I cried because it was right there in B-movie purgatory this whole time, and because it was so overwhelming to discover and because I can't tell my parents the mystery has been solved, or even sort of yell at them for the tortured memories I have of film violence, which is probably why I'd hit the classic screwball comedy medication hard by the time I turned ten, and I texted someone I thought would understand how I felt but got a lame not-at-all-getting-it answer in return. Which, okay, fair enough.
So now what? Nothing, really. I just go on, same as before. How annoying, right? It isn't the end of the rainbow, or Willy Wonka's glass elevator (another movie that scarred me,) or a lottery ticket or a suddenly happy and warm life. Yet it is absolutely the answer to why this happened to me. Well, partly. I think it's safe to say most people would not have had this experience of literally thousands of nightmares about the same thing based on a movie they saw as a toddler. It's ironic that I spent so many years sleeping in a canopy bed, or else my mother knew all along and it was her secret plot to torment me, but probably not. It's ironic that the childhood homes I remember (there was one more, where I was just a baby,) both burned down shortly after I moved out. And it's true that I was such a weirdly sensitive kid that I had to shut parts of myself off to the outside in order to not continually fall apart around negative energy.
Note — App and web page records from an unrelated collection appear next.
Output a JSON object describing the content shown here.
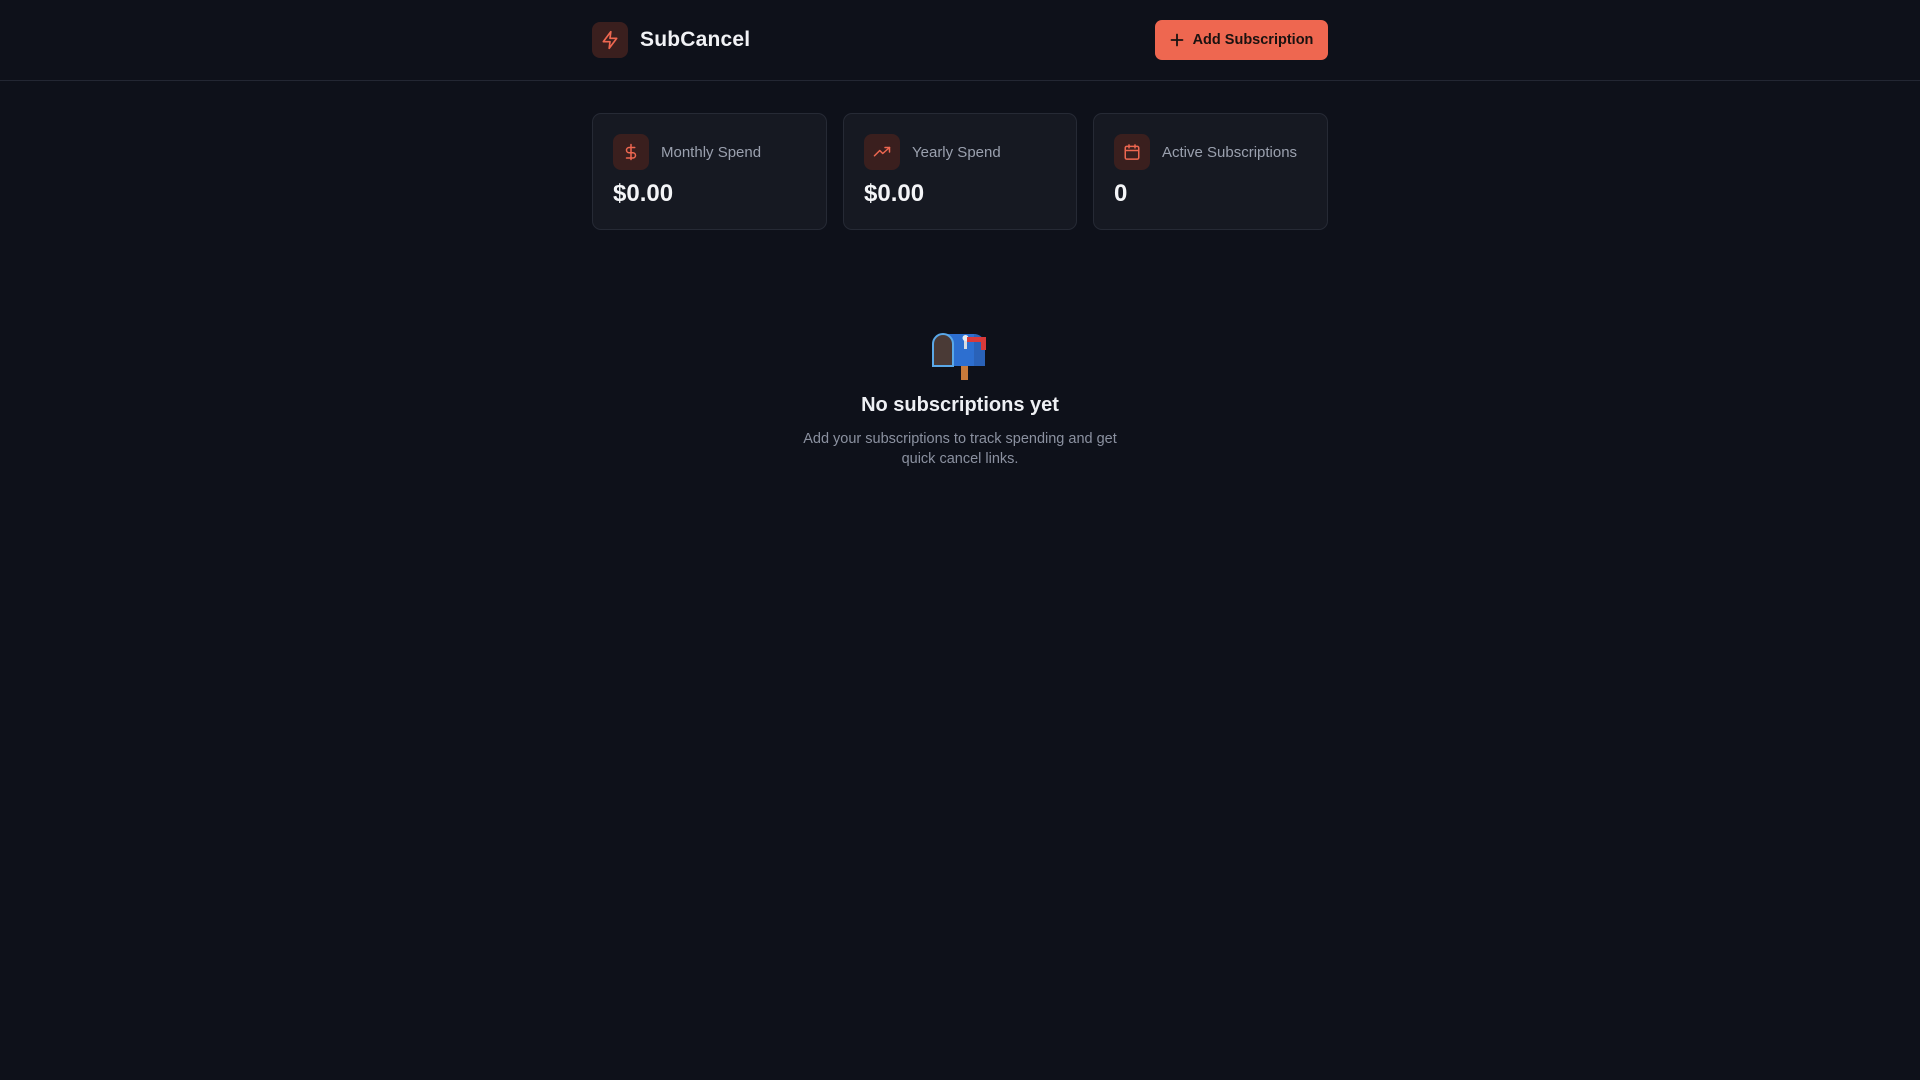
{
  "app": {
    "name": "SubCancel",
    "brand_icon": "lightning-bolt-icon",
    "accent_color": "#ee6750"
  },
  "header": {
    "add_button_label": "Add Subscription",
    "add_button_icon": "plus-icon"
  },
  "stats": [
    {
      "icon": "dollar-sign-icon",
      "label": "Monthly Spend",
      "value": "$0.00"
    },
    {
      "icon": "trending-up-icon",
      "label": "Yearly Spend",
      "value": "$0.00"
    },
    {
      "icon": "calendar-icon",
      "label": "Active Subscriptions",
      "value": "0"
    }
  ],
  "empty_state": {
    "icon": "mailbox-icon",
    "title": "No subscriptions yet",
    "description": "Add your subscriptions to track spending and get quick cancel links."
  }
}
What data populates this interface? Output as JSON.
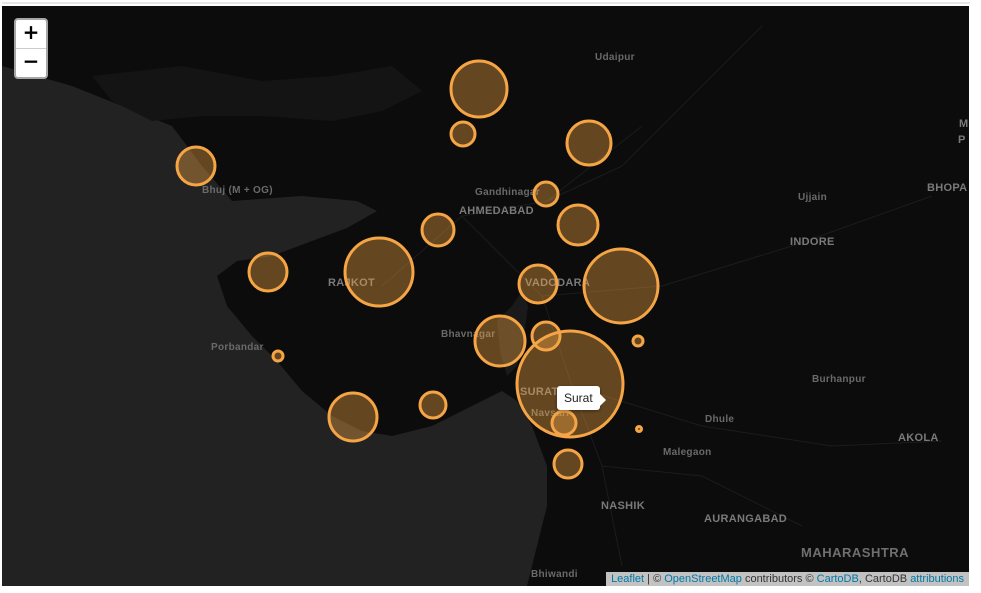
{
  "map": {
    "zoom_in_label": "+",
    "zoom_out_label": "−",
    "tooltip": "Surat",
    "marker_color": "#f5a545",
    "land_color": "#0d0d0d",
    "sea_color": "#222222",
    "place_labels": [
      "Udaipur",
      "Bhuj (M + OG)",
      "Gandhinagar",
      "AHMEDABAD",
      "Ujjain",
      "INDORE",
      "BHOPA",
      "RAJKOT",
      "VADODARA",
      "Bhavnagar",
      "Porbandar",
      "SURAT",
      "Navsari",
      "Burhanpur",
      "Dhule",
      "AKOLA",
      "Malegaon",
      "NASHIK",
      "AURANGABAD",
      "MAHARASHTRA",
      "Bhiwandi",
      "M",
      "P"
    ],
    "attribution": {
      "leaflet": "Leaflet",
      "sep1": " | © ",
      "osm": "OpenStreetMap",
      "contributors": " contributors © ",
      "cartodb": "CartoDB",
      "sep2": ", CartoDB ",
      "attributions": "attributions"
    }
  }
}
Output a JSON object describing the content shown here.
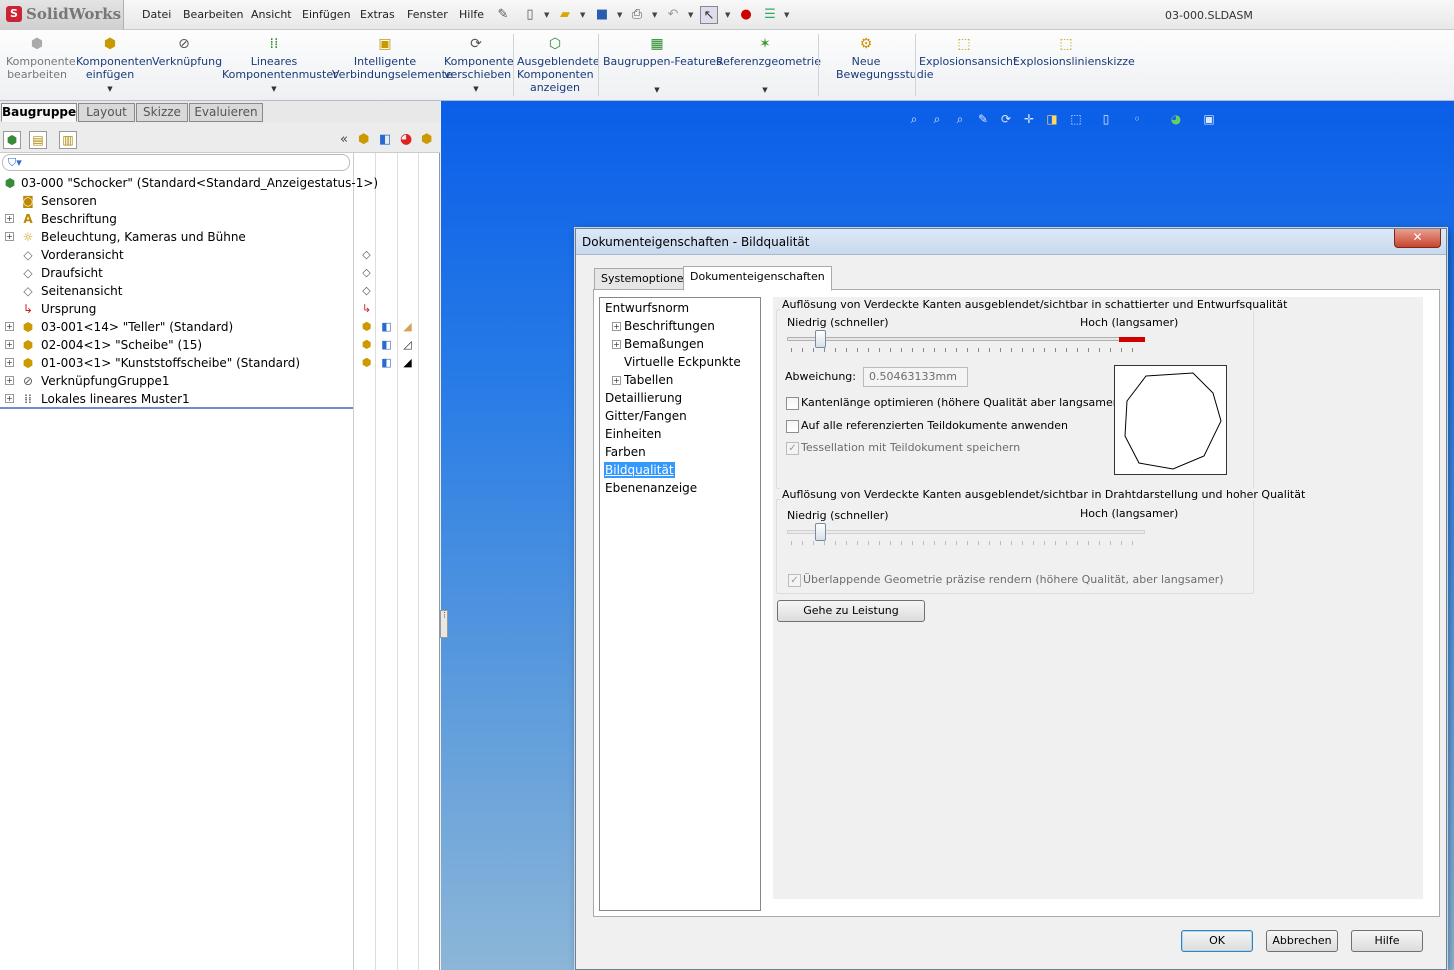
{
  "app": {
    "logo_text": "SolidWorks",
    "filename": "03-000.SLDASM"
  },
  "menu": [
    "Datei",
    "Bearbeiten",
    "Ansicht",
    "Einfügen",
    "Extras",
    "Fenster",
    "Hilfe"
  ],
  "ribbon": {
    "items": [
      {
        "label": "Komponente bearbeiten",
        "icon": "edit-component-icon"
      },
      {
        "label": "Komponenten einfügen",
        "icon": "insert-components-icon"
      },
      {
        "label": "Verknüpfung",
        "icon": "mate-icon"
      },
      {
        "label": "Lineares Komponentenmuster",
        "icon": "linear-pattern-icon"
      },
      {
        "label": "Intelligente Verbindungselemente",
        "icon": "smart-fasteners-icon"
      },
      {
        "label": "Komponente verschieben",
        "icon": "move-component-icon"
      },
      {
        "label": "Ausgeblendete Komponenten anzeigen",
        "icon": "show-hidden-icon"
      },
      {
        "label": "Baugruppen-Features",
        "icon": "assembly-features-icon"
      },
      {
        "label": "Referenzgeometrie",
        "icon": "reference-geometry-icon"
      },
      {
        "label": "Neue Bewegungsstudie",
        "icon": "motion-study-icon"
      },
      {
        "label": "Explosionsansicht",
        "icon": "exploded-view-icon"
      },
      {
        "label": "Explosionslinienskizze",
        "icon": "explode-line-sketch-icon"
      }
    ]
  },
  "command_tabs": [
    "Baugruppe",
    "Layout",
    "Skizze",
    "Evaluieren"
  ],
  "feature_tree": {
    "root": "03-000 \"Schocker\"  (Standard<Standard_Anzeigestatus-1>)",
    "items": [
      "Sensoren",
      "Beschriftung",
      "Beleuchtung, Kameras und Bühne",
      "Vorderansicht",
      "Draufsicht",
      "Seitenansicht",
      "Ursprung",
      "03-001<14> \"Teller\" (Standard)",
      "02-004<1> \"Scheibe\" (15)",
      "01-003<1> \"Kunststoffscheibe\" (Standard)",
      "VerknüpfungGruppe1",
      "Lokales lineares Muster1"
    ]
  },
  "dialog": {
    "title": "Dokumenteigenschaften - Bildqualität",
    "close_label": "✕",
    "tabs": [
      "Systemoptionen",
      "Dokumenteigenschaften"
    ],
    "nav": [
      "Entwurfsnorm",
      "Beschriftungen",
      "Bemaßungen",
      "Virtuelle Eckpunkte",
      "Tabellen",
      "Detaillierung",
      "Gitter/Fangen",
      "Einheiten",
      "Farben",
      "Bildqualität",
      "Ebenenanzeige"
    ],
    "shaded": {
      "title": "Auflösung von Verdeckte Kanten ausgeblendet/sichtbar in schattierter und Entwurfsqualität",
      "low_label": "Niedrig (schneller)",
      "high_label": "Hoch (langsamer)",
      "slider_level": 0.08,
      "deviation_label": "Abweichung:",
      "deviation_value": "0.50463133mm",
      "opt_edge_length": "Kantenlänge optimieren (höhere Qualität aber langsamer)",
      "apply_all": "Auf alle referenzierten Teildokumente anwenden",
      "save_tessellation": "Tessellation mit Teildokument speichern"
    },
    "wireframe": {
      "title": "Auflösung von Verdeckte Kanten ausgeblendet/sichtbar in Drahtdarstellung und hoher Qualität",
      "low_label": "Niedrig (schneller)",
      "high_label": "Hoch (langsamer)",
      "slider_level": 0.08,
      "overlap": "Überlappende Geometrie präzise rendern (höhere Qualität, aber langsamer)"
    },
    "goto_performance": "Gehe zu Leistung",
    "ok": "OK",
    "cancel": "Abbrechen",
    "help": "Hilfe"
  }
}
But I'm just me here now, 48 years old, and I can still feel it all yet be withdrawn from it, as I choose. So here's a thing you should watch, which is about all you need to take from this long essay or from the movie that spawned it. You need some introduction to it, though. It's a 25 minute long video review of Picture Mommy Dead, aka The Movie that Tormented My Childhood, by this guy who...is a sort of explosion of gay and nerd and self-consciousness. Mostly I want him not to sit in a chair with arms, and maybe be somewhat less arch in presentation, not project so much, however, I like how the thing is put together, and it's really worth watching just to see how drunk Wendell Corey can be and still appear on an ABC Monday Night Movie in 1966.
And so. And so, and so, and so, and so, and so.